For a moment, I stood, feeling a little bereft.  Then, I went back for my purse, headed to the car for our hospital bags, and settled into the waiting room.  I tried to work on a paid assignment from a print-out.  I made a little progress, but my ability to concentrate was hindered by the other people waiting and by the rather enthusiastic, but silly talk show host and guests jabbering away on the television.  I cut about half of the material that needed cutting from my draft, but couldn’t work on the transitions, since I couldn’t hear the words in my head over the drone around me.  So, I put it away and worked on some of my novel planning, which required less concentration.

Time passed.  I was restless.  As much as my work is sedentary, it doesn’t require me to just sit and wait.  I get up and do things when my body needs it.  Here, I had to check the progress of the surgery each time I left the room.  Luckily, my timing was good, so when they came for me, I was there and seated, waiting in readiness.  I quickly put away my things and went back to the private, little cubby we’d started in.  Alex was still drowsing under the effects of the anesthesia, fluttering between sleep and wakefulness, covered in blankets, and beneath the blankets he was naked.  A patch of gauze was taped over his incision, and his hand was wrapped with self-sticky bandages to keep him from trying to rip out his IV again.

He threw up once, violently, but then was done, and seemed to feel better.  He refused to drink or eat for them, but I’d warned them that might happen.  The nurse had gone through the trouble to get Alex cheese sticks, but even these held no appeal for him.  After a while, he let me dress him.  Then, he let me put water to his lips by placing the droplet on my finger and touching to his lips.  He’d rub it into his chapped lips, but wouldn’t let me bring cup or straw near to him.

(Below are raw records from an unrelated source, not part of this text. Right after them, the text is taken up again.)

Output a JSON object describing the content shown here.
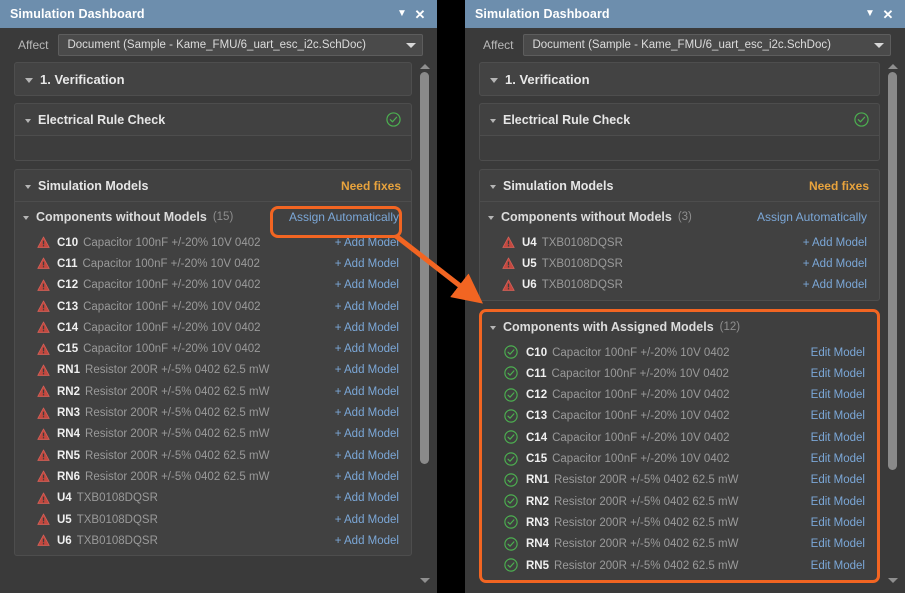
{
  "window": {
    "title": "Simulation Dashboard",
    "minimize_icon": "chevron-down-icon",
    "close_icon": "close-icon"
  },
  "affect": {
    "label": "Affect",
    "value": "Document (Sample - Kame_FMU/6_uart_esc_i2c.SchDoc)",
    "dropdown_icon": "chevron-down-icon"
  },
  "verification": {
    "title": "1. Verification"
  },
  "erc": {
    "title": "Electrical Rule Check",
    "status_icon": "check-circle-icon"
  },
  "sim_models": {
    "title": "Simulation Models",
    "status": "Need fixes"
  },
  "colors": {
    "accent_orange": "#f26522",
    "link_blue": "#7ba7d7",
    "warn_orange": "#e8a33d",
    "ok_green": "#4caf50",
    "error_red": "#c4483f",
    "titlebar_blue": "#6d8ead"
  },
  "left_panel": {
    "without_models": {
      "label": "Components without Models",
      "count": "(15)",
      "action": "Assign Automatically",
      "row_action": "+ Add Model",
      "row_icon": "warning-triangle-icon",
      "items": [
        {
          "designator": "C10",
          "description": "Capacitor 100nF +/-20% 10V 0402"
        },
        {
          "designator": "C11",
          "description": "Capacitor 100nF +/-20% 10V 0402"
        },
        {
          "designator": "C12",
          "description": "Capacitor 100nF +/-20% 10V 0402"
        },
        {
          "designator": "C13",
          "description": "Capacitor 100nF +/-20% 10V 0402"
        },
        {
          "designator": "C14",
          "description": "Capacitor 100nF +/-20% 10V 0402"
        },
        {
          "designator": "C15",
          "description": "Capacitor 100nF +/-20% 10V 0402"
        },
        {
          "designator": "RN1",
          "description": "Resistor 200R +/-5% 0402 62.5 mW"
        },
        {
          "designator": "RN2",
          "description": "Resistor 200R +/-5% 0402 62.5 mW"
        },
        {
          "designator": "RN3",
          "description": "Resistor 200R +/-5% 0402 62.5 mW"
        },
        {
          "designator": "RN4",
          "description": "Resistor 200R +/-5% 0402 62.5 mW"
        },
        {
          "designator": "RN5",
          "description": "Resistor 200R +/-5% 0402 62.5 mW"
        },
        {
          "designator": "RN6",
          "description": "Resistor 200R +/-5% 0402 62.5 mW"
        },
        {
          "designator": "U4",
          "description": "TXB0108DQSR"
        },
        {
          "designator": "U5",
          "description": "TXB0108DQSR"
        },
        {
          "designator": "U6",
          "description": "TXB0108DQSR"
        }
      ]
    }
  },
  "right_panel": {
    "without_models": {
      "label": "Components without Models",
      "count": "(3)",
      "action": "Assign Automatically",
      "row_action": "+ Add Model",
      "row_icon": "warning-triangle-icon",
      "items": [
        {
          "designator": "U4",
          "description": "TXB0108DQSR"
        },
        {
          "designator": "U5",
          "description": "TXB0108DQSR"
        },
        {
          "designator": "U6",
          "description": "TXB0108DQSR"
        }
      ]
    },
    "with_models": {
      "label": "Components with Assigned Models",
      "count": "(12)",
      "row_action": "Edit Model",
      "row_icon": "check-circle-icon",
      "items": [
        {
          "designator": "C10",
          "description": "Capacitor 100nF +/-20% 10V 0402"
        },
        {
          "designator": "C11",
          "description": "Capacitor 100nF +/-20% 10V 0402"
        },
        {
          "designator": "C12",
          "description": "Capacitor 100nF +/-20% 10V 0402"
        },
        {
          "designator": "C13",
          "description": "Capacitor 100nF +/-20% 10V 0402"
        },
        {
          "designator": "C14",
          "description": "Capacitor 100nF +/-20% 10V 0402"
        },
        {
          "designator": "C15",
          "description": "Capacitor 100nF +/-20% 10V 0402"
        },
        {
          "designator": "RN1",
          "description": "Resistor 200R +/-5% 0402 62.5 mW"
        },
        {
          "designator": "RN2",
          "description": "Resistor 200R +/-5% 0402 62.5 mW"
        },
        {
          "designator": "RN3",
          "description": "Resistor 200R +/-5% 0402 62.5 mW"
        },
        {
          "designator": "RN4",
          "description": "Resistor 200R +/-5% 0402 62.5 mW"
        },
        {
          "designator": "RN5",
          "description": "Resistor 200R +/-5% 0402 62.5 mW"
        }
      ]
    }
  }
}
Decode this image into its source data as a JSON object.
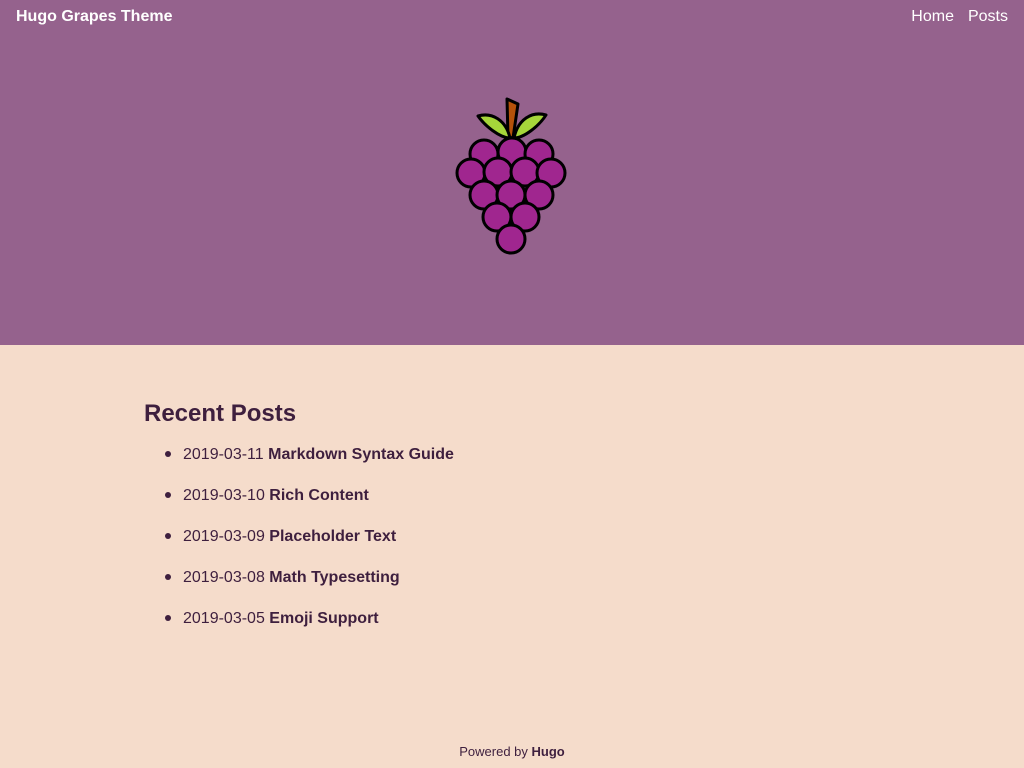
{
  "site": {
    "title": "Hugo Grapes Theme"
  },
  "nav": {
    "items": [
      {
        "label": "Home"
      },
      {
        "label": "Posts"
      }
    ]
  },
  "logo": {
    "icon": "grapes-icon",
    "colors": {
      "grape": "#a0268f",
      "leaf": "#a6d63a",
      "stem": "#b5520a",
      "outline": "#000000"
    }
  },
  "colors": {
    "header_bg": "#95628d",
    "page_bg": "#f5dccb",
    "text": "#3e1f3e"
  },
  "main": {
    "heading": "Recent Posts",
    "posts": [
      {
        "date": "2019-03-11",
        "title": "Markdown Syntax Guide"
      },
      {
        "date": "2019-03-10",
        "title": "Rich Content"
      },
      {
        "date": "2019-03-09",
        "title": "Placeholder Text"
      },
      {
        "date": "2019-03-08",
        "title": "Math Typesetting"
      },
      {
        "date": "2019-03-05",
        "title": "Emoji Support"
      }
    ]
  },
  "footer": {
    "prefix": "Powered by",
    "link_label": "Hugo"
  }
}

The nurse called the doctor to ask if Alex could go home without drinking, and that was approved.  A little while later, I brought the van to the front while they rolled Alex to me in an oversized wheelchair, so he could curl up in the seat.  My new, full-sized van made the trip a bit easier.  I opened the double doors wide, and then lifted Alex up and placed him into the nearest seat, reclining it a little, buckled him in, and covered him with my winter coat, which I’d left in the van.  The hazy sun had burned away the fog and the slickness, so the drive to my mom’s was quick, and aside from the chill of surgery and the overall comfort of being just on the edge of too warm, the coat/blanket was unnecessary.

Everything went smoothly.  Everyone adapted their expectations to Alex’s peculiarities, especially in regards to not assuming that his unwillingness to eat or drink was a sign of distress.  I did have a bit of difficulty getting the pain medicine from the pharmacy, though that might have been a product of my fatigue and worry.  In the end, the pain medicine turned out to be a liquid form of regular Tylenol in a kid-sized dose; so we’re using the tablets of “melt away” Tylenol that we usually use instead, because I can crush it up in his class of soda, just like I do for the melatonin, and he takes it much better that way.